I spent over a decade working in photography so I was super excited to find this museum amongst the many many other wonderful ones. There is a real sense of community about this museum. The day we visited we were invited to a private view that evening, while in a neighboring room a lecture was being held. The show on view was so beautiful. Simply curated and bathed in natural light. Oscar loved the wide open spaces and the shaded beautiful courtyard he could run around in. Check their site for up coming listings and events.
TEMPLO DE SANTO DOMINGO
Your going to see a lot of churches in Mexico and well Central and Latin America as a whole.

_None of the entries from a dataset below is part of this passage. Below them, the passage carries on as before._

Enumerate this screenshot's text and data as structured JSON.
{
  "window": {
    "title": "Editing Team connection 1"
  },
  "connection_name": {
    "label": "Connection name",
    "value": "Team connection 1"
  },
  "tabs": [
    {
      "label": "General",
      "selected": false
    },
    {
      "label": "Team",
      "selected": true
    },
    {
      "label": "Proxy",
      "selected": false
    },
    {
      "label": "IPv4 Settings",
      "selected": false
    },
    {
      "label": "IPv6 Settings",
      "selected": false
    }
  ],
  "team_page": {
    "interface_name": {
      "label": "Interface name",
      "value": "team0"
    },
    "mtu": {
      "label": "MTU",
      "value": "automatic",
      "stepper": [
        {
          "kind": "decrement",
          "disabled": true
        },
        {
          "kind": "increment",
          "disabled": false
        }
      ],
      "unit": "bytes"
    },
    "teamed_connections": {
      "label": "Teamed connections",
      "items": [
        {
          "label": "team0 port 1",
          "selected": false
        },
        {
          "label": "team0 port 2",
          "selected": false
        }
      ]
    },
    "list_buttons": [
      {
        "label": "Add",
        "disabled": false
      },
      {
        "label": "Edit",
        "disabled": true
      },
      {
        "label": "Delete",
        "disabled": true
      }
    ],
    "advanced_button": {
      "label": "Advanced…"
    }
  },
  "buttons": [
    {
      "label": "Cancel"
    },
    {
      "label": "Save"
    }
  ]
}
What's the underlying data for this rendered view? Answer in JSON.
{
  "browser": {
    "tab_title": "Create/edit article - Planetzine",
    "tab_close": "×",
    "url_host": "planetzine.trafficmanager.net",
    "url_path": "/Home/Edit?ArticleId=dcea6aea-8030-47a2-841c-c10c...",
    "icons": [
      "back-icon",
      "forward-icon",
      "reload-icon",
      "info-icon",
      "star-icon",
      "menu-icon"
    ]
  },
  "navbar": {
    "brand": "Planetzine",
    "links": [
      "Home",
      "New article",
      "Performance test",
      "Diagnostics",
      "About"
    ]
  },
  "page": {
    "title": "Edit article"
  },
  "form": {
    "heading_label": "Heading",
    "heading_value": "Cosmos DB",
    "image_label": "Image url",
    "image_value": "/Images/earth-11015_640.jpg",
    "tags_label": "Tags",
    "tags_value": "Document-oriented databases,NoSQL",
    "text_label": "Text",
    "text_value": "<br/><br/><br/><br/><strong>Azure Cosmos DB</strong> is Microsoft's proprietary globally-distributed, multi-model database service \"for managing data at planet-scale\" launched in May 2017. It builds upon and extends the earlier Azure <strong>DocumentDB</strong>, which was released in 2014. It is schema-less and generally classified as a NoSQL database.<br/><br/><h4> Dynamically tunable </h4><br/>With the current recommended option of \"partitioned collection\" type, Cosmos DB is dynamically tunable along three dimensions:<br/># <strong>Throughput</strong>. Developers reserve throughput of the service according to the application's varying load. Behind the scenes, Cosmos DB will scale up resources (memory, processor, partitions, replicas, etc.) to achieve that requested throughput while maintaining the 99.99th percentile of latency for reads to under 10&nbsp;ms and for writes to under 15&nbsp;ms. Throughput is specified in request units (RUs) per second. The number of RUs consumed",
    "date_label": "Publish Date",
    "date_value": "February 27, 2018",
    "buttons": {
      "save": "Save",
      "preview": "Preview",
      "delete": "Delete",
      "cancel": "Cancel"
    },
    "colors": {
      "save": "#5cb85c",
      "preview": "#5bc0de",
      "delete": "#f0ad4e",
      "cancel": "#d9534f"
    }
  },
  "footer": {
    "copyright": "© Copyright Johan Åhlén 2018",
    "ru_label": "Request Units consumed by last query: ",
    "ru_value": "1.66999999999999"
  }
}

This one is a sight to behold. The facade is so beautiful and of course the incredible Oaxacan light just magnifies that. When you step inside its like being inside a jeweled box. Every inch is covered in decoration. If you visit in the evening the church is lit with a ton of candles which makes the effect even more enchanting. Built by Dominicans in around 1570 its impressively old too!
Jardin Etnobotanico and the Museo de las Culturas de Oaxaca
Ok full disclosure. Oscar had a total meltdown in this pretty extensive museum so I didn’t get to see much but what I did see was fascinating. It helps that its all housed in an incredibly cool stone cloister. What did lift his mood are the simply stunning botanical gardens surrounding the museum. If you want to know a thing or too about types of cacti then this is your jam. The tour is super interesting and well worth a visit. Its also a great place for kids to explore and burn off some steam. Again though beware the staggering amount of cacti.
Mercado 20 de Noviembre
There are a ton of markets in Oaxaca but this area has two giant indoor affairs. One specializing in food and one a little further down the road a little more geared to clothing and souvenirs. The thing to try here is a Tlayuda. Whats a Tlayuda I hear you mumble. Well the best way to describe it is it’s a Mexican Pizza. A similar base is used as a tostada which is baked crispy and then topped with a bean spread, lettuce, tomato, Oaxacan cheese ( a cross between feta and goats cheese sort of), avocados and a topping of your choice mushroom usually for veggies although the traditional topping would be chorizo or spicy pork. Its giant, impossible to eat with any kind of sophistication and best enjoyed in my opinion with a nice cold beer!
We visited in March 2015 and the protesters were still enforce around the Zocalo so it had a very special feel when we visited. This is the centre of city life though and you can spend hours just sitting or in Oscars case running around and soaking up the atmosphere. At night vendors sell balloons and flashing bouncing balls and street performers show off there best. Daytime marimba players line the cafes an the omnipresent market is crammed full of souvenir stalls and yummy foods. We treated yourselves here and went to higher ground at one of the fancy cafe’s that inhabit just about every colonial building facing the square. Im sure one is more famous than the other but my wine (or two) was great and they had breadsticks and highchair. A recipe for a complete hour of not attending to my child!
Oaxaca is a hive of cultural activity and a gastronomic treat I didn’t even tell you about the 7 different types of mole or the hot chocolate. 5 days just didn’t seem enough. I felt like I was literally skirting the edges. We will have to return. Famous words on this site I feel.